WORK ORDER: Each entry is to be restated word for word, with nothing omitted.

EXERCISE DATA:
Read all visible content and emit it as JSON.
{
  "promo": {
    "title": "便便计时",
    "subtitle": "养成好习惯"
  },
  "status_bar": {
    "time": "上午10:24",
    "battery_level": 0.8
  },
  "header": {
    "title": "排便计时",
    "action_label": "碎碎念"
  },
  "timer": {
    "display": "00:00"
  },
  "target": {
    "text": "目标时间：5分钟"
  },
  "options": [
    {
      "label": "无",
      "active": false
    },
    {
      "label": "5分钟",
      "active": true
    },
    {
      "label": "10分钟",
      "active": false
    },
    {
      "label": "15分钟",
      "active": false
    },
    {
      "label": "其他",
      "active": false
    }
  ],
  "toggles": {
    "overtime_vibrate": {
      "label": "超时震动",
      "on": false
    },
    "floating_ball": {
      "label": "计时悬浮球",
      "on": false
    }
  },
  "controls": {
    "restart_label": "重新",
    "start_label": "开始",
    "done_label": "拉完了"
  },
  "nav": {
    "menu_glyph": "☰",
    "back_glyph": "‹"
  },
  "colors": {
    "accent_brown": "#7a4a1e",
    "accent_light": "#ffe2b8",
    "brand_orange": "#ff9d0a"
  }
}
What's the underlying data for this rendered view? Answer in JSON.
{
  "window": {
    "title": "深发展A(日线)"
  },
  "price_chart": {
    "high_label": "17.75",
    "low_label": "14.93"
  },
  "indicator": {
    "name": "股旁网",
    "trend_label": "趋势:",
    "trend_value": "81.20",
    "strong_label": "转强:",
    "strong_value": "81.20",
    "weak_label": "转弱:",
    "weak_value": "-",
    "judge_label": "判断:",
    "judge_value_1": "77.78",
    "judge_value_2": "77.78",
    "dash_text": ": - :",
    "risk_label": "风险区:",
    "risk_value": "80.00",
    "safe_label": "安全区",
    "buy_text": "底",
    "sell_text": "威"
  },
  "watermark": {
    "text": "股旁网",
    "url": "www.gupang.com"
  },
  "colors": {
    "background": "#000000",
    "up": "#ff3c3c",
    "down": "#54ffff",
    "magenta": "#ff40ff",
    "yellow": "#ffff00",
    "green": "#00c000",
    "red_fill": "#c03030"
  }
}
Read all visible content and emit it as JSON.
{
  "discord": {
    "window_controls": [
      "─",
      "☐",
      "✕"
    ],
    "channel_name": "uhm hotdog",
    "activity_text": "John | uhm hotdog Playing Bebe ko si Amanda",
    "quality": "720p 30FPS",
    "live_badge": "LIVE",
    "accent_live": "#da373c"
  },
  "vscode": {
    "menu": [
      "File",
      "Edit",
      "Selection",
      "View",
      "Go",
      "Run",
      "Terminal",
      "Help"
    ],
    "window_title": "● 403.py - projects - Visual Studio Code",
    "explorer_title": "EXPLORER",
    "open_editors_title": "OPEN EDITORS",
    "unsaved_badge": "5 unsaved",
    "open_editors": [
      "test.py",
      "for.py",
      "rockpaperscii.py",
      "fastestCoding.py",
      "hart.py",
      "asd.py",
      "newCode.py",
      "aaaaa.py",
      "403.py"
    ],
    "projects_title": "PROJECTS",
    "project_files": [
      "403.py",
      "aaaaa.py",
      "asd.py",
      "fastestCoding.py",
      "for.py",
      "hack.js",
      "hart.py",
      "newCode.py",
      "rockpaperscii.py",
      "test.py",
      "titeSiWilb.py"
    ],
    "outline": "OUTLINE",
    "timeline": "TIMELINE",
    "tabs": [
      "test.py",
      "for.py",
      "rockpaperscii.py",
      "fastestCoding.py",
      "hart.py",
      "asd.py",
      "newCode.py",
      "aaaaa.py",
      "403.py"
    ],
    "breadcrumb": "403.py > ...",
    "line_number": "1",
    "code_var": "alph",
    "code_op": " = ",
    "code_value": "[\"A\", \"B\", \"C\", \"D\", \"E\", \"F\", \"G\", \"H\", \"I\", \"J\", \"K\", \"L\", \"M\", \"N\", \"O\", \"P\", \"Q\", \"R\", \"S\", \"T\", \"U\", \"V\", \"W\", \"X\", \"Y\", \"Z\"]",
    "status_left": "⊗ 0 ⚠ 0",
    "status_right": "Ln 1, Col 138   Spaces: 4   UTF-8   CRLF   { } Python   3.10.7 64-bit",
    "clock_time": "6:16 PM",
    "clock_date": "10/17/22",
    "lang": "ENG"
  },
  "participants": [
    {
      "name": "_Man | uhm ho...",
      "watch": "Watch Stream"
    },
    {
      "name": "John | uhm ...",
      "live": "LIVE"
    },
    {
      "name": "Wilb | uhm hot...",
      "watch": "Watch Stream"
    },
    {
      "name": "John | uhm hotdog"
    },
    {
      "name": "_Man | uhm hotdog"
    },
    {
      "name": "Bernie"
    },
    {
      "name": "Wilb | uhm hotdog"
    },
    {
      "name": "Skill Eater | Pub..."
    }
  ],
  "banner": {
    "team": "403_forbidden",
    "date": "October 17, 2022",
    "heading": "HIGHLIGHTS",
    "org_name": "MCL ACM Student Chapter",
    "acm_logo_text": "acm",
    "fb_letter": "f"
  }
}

SOLUTION TO THE PROBLEM:
Read all visible content and emit it as JSON.
{
  "promo": {
    "title": "便便计时",
    "subtitle": "养成好习惯"
  },
  "status_bar": {
    "time": "上午10:24",
    "battery_level": 0.8
  },
  "header": {
    "title": "排便计时",
    "action_label": "碎碎念"
  },
  "timer": {
    "display": "00:00"
  },
  "target": {
    "text": "目标时间：5分钟"
  },
  "options": [
    {
      "label": "无",
      "active": false
    },
    {
      "label": "5分钟",
      "active": true
    },
    {
      "label": "10分钟",
      "active": false
    },
    {
      "label": "15分钟",
      "active": false
    },
    {
      "label": "其他",
      "active": false
    }
  ],
  "toggles": {
    "overtime_vibrate": {
      "label": "超时震动",
      "on": false
    },
    "floating_ball": {
      "label": "计时悬浮球",
      "on": false
    }
  },
  "controls": {
    "restart_label": "重新",
    "start_label": "开始",
    "done_label": "拉完了"
  },
  "nav": {
    "menu_glyph": "☰",
    "back_glyph": "‹"
  },
  "colors": {
    "accent_brown": "#7a4a1e",
    "accent_light": "#ffe2b8",
    "brand_orange": "#ff9d0a"
  }
}
What's the underlying data for this rendered view? Answer in JSON.
{
  "window": {
    "title": "深发展A(日线)"
  },
  "price_chart": {
    "high_label": "17.75",
    "low_label": "14.93"
  },
  "indicator": {
    "name": "股旁网",
    "trend_label": "趋势:",
    "trend_value": "81.20",
    "strong_label": "转强:",
    "strong_value": "81.20",
    "weak_label": "转弱:",
    "weak_value": "-",
    "judge_label": "判断:",
    "judge_value_1": "77.78",
    "judge_value_2": "77.78",
    "dash_text": ": - :",
    "risk_label": "风险区:",
    "risk_value": "80.00",
    "safe_label": "安全区",
    "buy_text": "底",
    "sell_text": "威"
  },
  "watermark": {
    "text": "股旁网",
    "url": "www.gupang.com"
  },
  "colors": {
    "background": "#000000",
    "up": "#ff3c3c",
    "down": "#54ffff",
    "magenta": "#ff40ff",
    "yellow": "#ffff00",
    "green": "#00c000",
    "red_fill": "#c03030"
  }
}
Read all visible content and emit it as JSON.
{
  "discord": {
    "window_controls": [
      "─",
      "☐",
      "✕"
    ],
    "channel_name": "uhm hotdog",
    "activity_text": "John | uhm hotdog Playing Bebe ko si Amanda",
    "quality": "720p 30FPS",
    "live_badge": "LIVE",
    "accent_live": "#da373c"
  },
  "vscode": {
    "menu": [
      "File",
      "Edit",
      "Selection",
      "View",
      "Go",
      "Run",
      "Terminal",
      "Help"
    ],
    "window_title": "● 403.py - projects - Visual Studio Code",
    "explorer_title": "EXPLORER",
    "open_editors_title": "OPEN EDITORS",
    "unsaved_badge": "5 unsaved",
    "open_editors": [
      "test.py",
      "for.py",
      "rockpaperscii.py",
      "fastestCoding.py",
      "hart.py",
      "asd.py",
      "newCode.py",
      "aaaaa.py",
      "403.py"
    ],
    "projects_title": "PROJECTS",
    "project_files": [
      "403.py",
      "aaaaa.py",
      "asd.py",
      "fastestCoding.py",
      "for.py",
      "hack.js",
      "hart.py",
      "newCode.py",
      "rockpaperscii.py",
      "test.py",
      "titeSiWilb.py"
    ],
    "outline": "OUTLINE",
    "timeline": "TIMELINE",
    "tabs": [
      "test.py",
      "for.py",
      "rockpaperscii.py",
      "fastestCoding.py",
      "hart.py",
      "asd.py",
      "newCode.py",
      "aaaaa.py",
      "403.py"
    ],
    "breadcrumb": "403.py > ...",
    "line_number": "1",
    "code_var": "alph",
    "code_op": " = ",
    "code_value": "[\"A\", \"B\", \"C\", \"D\", \"E\", \"F\", \"G\", \"H\", \"I\", \"J\", \"K\", \"L\", \"M\", \"N\", \"O\", \"P\", \"Q\", \"R\", \"S\", \"T\", \"U\", \"V\", \"W\", \"X\", \"Y\", \"Z\"]",
    "status_left": "⊗ 0 ⚠ 0",
    "status_right": "Ln 1, Col 138   Spaces: 4   UTF-8   CRLF   { } Python   3.10.7 64-bit",
    "clock_time": "6:16 PM",
    "clock_date": "10/17/22",
    "lang": "ENG"
  },
  "participants": [
    {
      "name": "_Man | uhm ho...",
      "watch": "Watch Stream"
    },
    {
      "name": "John | uhm ...",
      "live": "LIVE"
    },
    {
      "name": "Wilb | uhm hot...",
      "watch": "Watch Stream"
    },
    {
      "name": "John | uhm hotdog"
    },
    {
      "name": "_Man | uhm hotdog"
    },
    {
      "name": "Bernie"
    },
    {
      "name": "Wilb | uhm hotdog"
    },
    {
      "name": "Skill Eater | Pub..."
    }
  ],
  "banner": {
    "team": "403_forbidden",
    "date": "October 17, 2022",
    "heading": "HIGHLIGHTS",
    "org_name": "MCL ACM Student Chapter",
    "acm_logo_text": "acm",
    "fb_letter": "f"
  }
}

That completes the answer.